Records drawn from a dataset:
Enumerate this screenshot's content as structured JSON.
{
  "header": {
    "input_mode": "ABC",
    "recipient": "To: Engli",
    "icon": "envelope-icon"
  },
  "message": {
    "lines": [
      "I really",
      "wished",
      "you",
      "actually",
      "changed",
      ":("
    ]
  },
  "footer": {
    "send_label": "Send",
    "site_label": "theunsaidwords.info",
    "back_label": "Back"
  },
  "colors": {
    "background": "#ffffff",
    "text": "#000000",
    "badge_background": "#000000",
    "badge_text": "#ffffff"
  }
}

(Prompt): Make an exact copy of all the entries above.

(Reply to the task):
Enumerate this screenshot's content as structured JSON.
{
  "header": {
    "input_mode": "ABC",
    "recipient": "To: Engli",
    "icon": "envelope-icon"
  },
  "message": {
    "lines": [
      "I really",
      "wished",
      "you",
      "actually",
      "changed",
      ":("
    ]
  },
  "footer": {
    "send_label": "Send",
    "site_label": "theunsaidwords.info",
    "back_label": "Back"
  },
  "colors": {
    "background": "#ffffff",
    "text": "#000000",
    "badge_background": "#000000",
    "badge_text": "#ffffff"
  }
}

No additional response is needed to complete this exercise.